Defendants' motion for summary judgment also alleged and it is undisputed that workmen's compensation benefits were solicited on plaintiff's behalf by his attorney from Osco's workmen's compensation carrier and that plaintiff had received in excess of $75,000 from the insurance carrier. In the first appeal of this case, Osco alleged as one of its affirmative defenses that plaintiff had accepted large sums of money in medical benefits and temporary total disability payments designated as benefits being paid pursuant to the Illinois Workmen's Compensation Act; and therefore, plaintiff was barred from maintaining his action. In his reply to Osco's affirmative defenses, plaintiff acknowledged that the payments were made but not that they were designated as benefits under the Workmen's Compensation Act. This court held that while it did not appear that plaintiff admitted receiving benefits under the Workmen's Compensation Act, even if plaintiff had applied for and received money under that act, it could not affect his right to maintain this suit if his injuries had not, in fact, resulted from an accident arising out of and in the course of his employment. (Stemm v. Rupel (1975), 30 Ill. App.3d 864, 868, 332 N.E.2d 686, 689.

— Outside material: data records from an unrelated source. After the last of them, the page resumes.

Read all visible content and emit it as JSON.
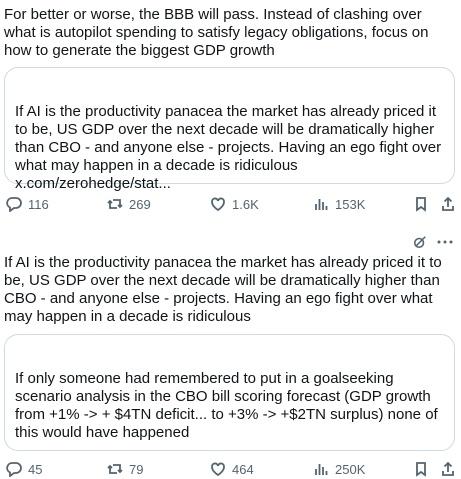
{
  "post1": {
    "text": "For better or worse, the BBB will pass. Instead of clashing over what is autopilot spending to satisfy legacy obligations, focus on how to generate the biggest GDP growth",
    "quote": "If AI is the productivity panacea the market has already priced it to be, US GDP over the next decade will be dramatically higher than CBO - and anyone else - projects. Having an ego fight over what may happen in a decade is ridiculous x.com/zerohedge/stat...",
    "replies": "116",
    "reposts": "269",
    "likes": "1.6K",
    "views": "153K"
  },
  "post2": {
    "text": "If AI is the productivity panacea the market has already priced it to be, US GDP over the next decade will be dramatically higher than CBO - and anyone else - projects. Having an ego fight over what may happen in a decade is ridiculous",
    "quote": "If only someone had remembered to put in a goalseeking scenario analysis in the CBO bill scoring forecast (GDP growth from +1% -> + $4TN deficit... to +3% -> +$2TN surplus) none of this would have happened",
    "replies": "45",
    "reposts": "79",
    "likes": "464",
    "views": "250K"
  },
  "icons": {
    "reply": "reply-icon",
    "repost": "repost-icon",
    "like": "heart-icon",
    "views": "views-chart-icon",
    "bookmark": "bookmark-icon",
    "share": "share-icon",
    "grok": "grok-icon",
    "more": "more-icon"
  }
}
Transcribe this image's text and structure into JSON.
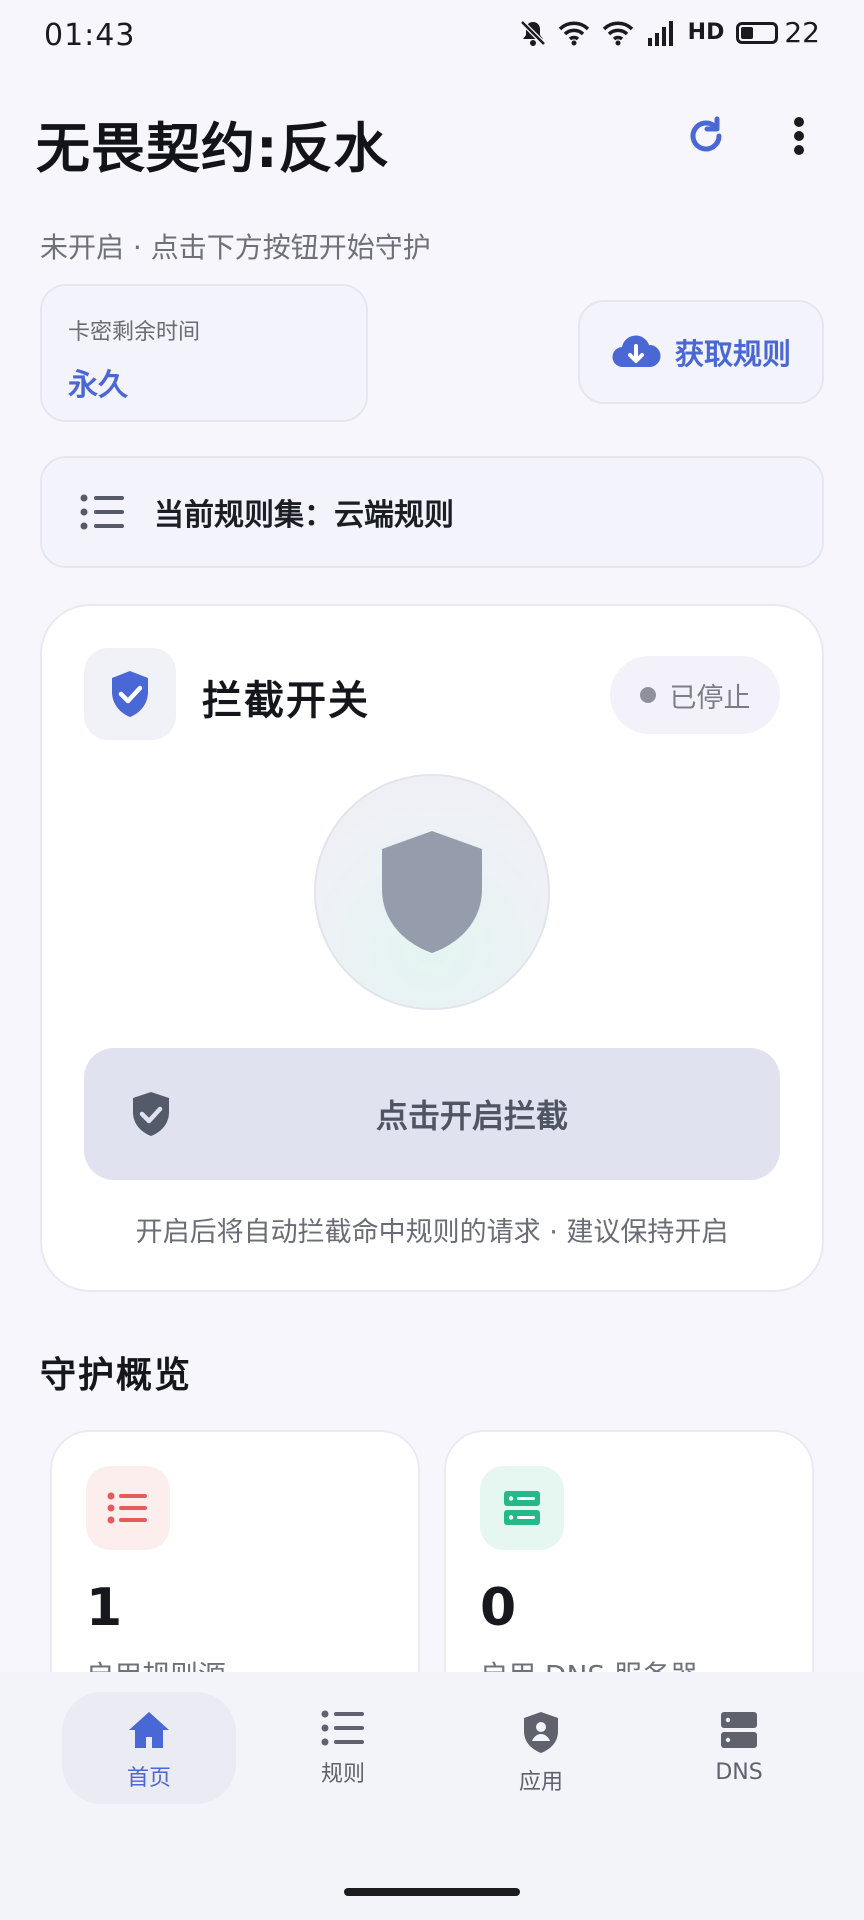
{
  "status_bar": {
    "time": "01:43",
    "network_label": "HD",
    "battery_level": "22"
  },
  "header": {
    "title": "无畏契约:反水",
    "subtitle": "未开启 · 点击下方按钮开始守护"
  },
  "key_card": {
    "label": "卡密剩余时间",
    "value": "永久"
  },
  "fetch_button": {
    "label": "获取规则"
  },
  "ruleset": {
    "label": "当前规则集：云端规则"
  },
  "intercept": {
    "title": "拦截开关",
    "state": "已停止",
    "button_label": "点击开启拦截",
    "hint": "开启后将自动拦截命中规则的请求 · 建议保持开启"
  },
  "overview": {
    "title": "守护概览",
    "stats": [
      {
        "value": "1",
        "label": "启用规则源",
        "icon": "list-icon",
        "icon_color": "#e45b5b",
        "tile_color": "#fdeeee"
      },
      {
        "value": "0",
        "label": "启用 DNS 服务器",
        "icon": "server-icon",
        "icon_color": "#27b889",
        "tile_color": "#e6f7f1"
      }
    ]
  },
  "nav": {
    "items": [
      {
        "label": "首页",
        "icon": "home-icon",
        "active": true
      },
      {
        "label": "规则",
        "icon": "list-icon",
        "active": false
      },
      {
        "label": "应用",
        "icon": "shield-user-icon",
        "active": false
      },
      {
        "label": "DNS",
        "icon": "server-icon",
        "active": false
      }
    ]
  },
  "colors": {
    "accent": "#4a67d6",
    "background": "#f6f6fc"
  }
}
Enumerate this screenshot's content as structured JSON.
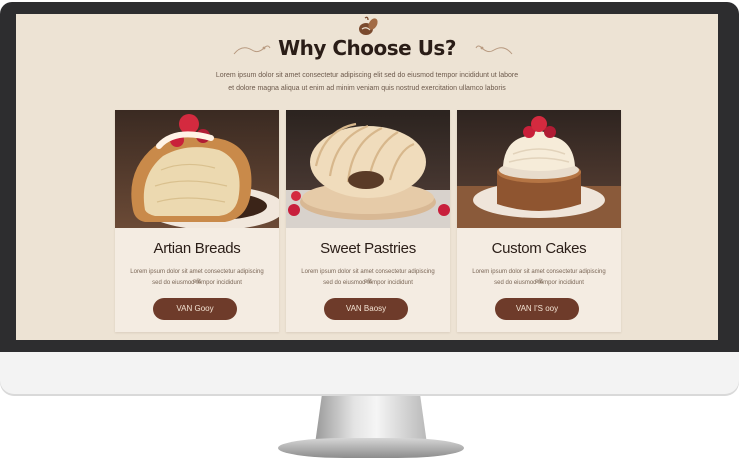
{
  "header": {
    "title": "Why Choose Us?",
    "subtitle_line1": "Lorem ipsum dolor sit amet consectetur adipiscing elit sed do eiusmod tempor incididunt ut labore",
    "subtitle_line2": "et dolore magna aliqua ut enim ad minim veniam quis nostrud exercitation ullamco laboris"
  },
  "cards": [
    {
      "title": "Artian Breads",
      "desc_line1": "Lorem ipsum dolor sit amet consectetur adipiscing elit",
      "desc_line2": "sed do eiusmod tempor incididunt",
      "button": "VAN Gooy"
    },
    {
      "title": "Sweet Pastries",
      "desc_line1": "Lorem ipsum dolor sit amet consectetur adipiscing elit",
      "desc_line2": "sed do eiusmod tempor incididunt",
      "button": "VAN Baosy"
    },
    {
      "title": "Custom Cakes",
      "desc_line1": "Lorem ipsum dolor sit amet consectetur adipiscing elit",
      "desc_line2": "sed do eiusmod tempor incididunt",
      "button": "VAN I'S ooy"
    }
  ],
  "colors": {
    "page_bg": "#ede3d4",
    "card_bg": "#f4ece2",
    "button": "#6e3b2a",
    "bezel": "#2d2d2f"
  },
  "icons": {
    "logo": "coffee-bean-leaf-icon",
    "ornament": "swirl-ornament-icon"
  }
}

3 In Hendricks v. Bettner (1976), 40 Ill. App.3d 1038, 353 N.E.2d 83, plaintiff brought suit against defendant for personal injuries; defendant alleged the affirmative defense that plaintiff was his employee. Defendant filed a motion for summary judgment, supported by letters from plaintiff's attorney, stating that plaintiff was an employee of defendant; in addition, the motion alleged that plaintiff had accepted over $9,000 in payments from the insurance carrier. In reversing the trial court's granting of the motion for summary judgment, the reviewing court, relying on Emma v. Norris (1970), 130 Ill. App.2d 653, 264 N.E.2d 573, and Stemm v. Rupel (1975), 30 Ill. App.3d 864, 332 N.E.2d 686 (first appeal), held that neither the application for and acceptance of benefits under the Workmen's Compensation Act nor the letters from plaintiff's attorney had the effect of removing the ultimate issue of employment status from the case. Accordingly, in the case before us, plaintiff's acceptance of in excess of $75,000 from Osco's workmen's compensation carrier, as defendants allege, does not bar him from maintaining this common law action against both of these defendants.
4 We hold that the issue as to whether or not plaintiff's injuries resulted from an occurrence arising out of and in the course of his employment is not one of law but must be decided by the appropriate trier of fact. Accordingly, the order granting defendant's motion for summary judgment is reversed and the cause is remanded for trial. If on remand of this case, it is determined that plaintiff's injuries did not arise out of and in the course of his ...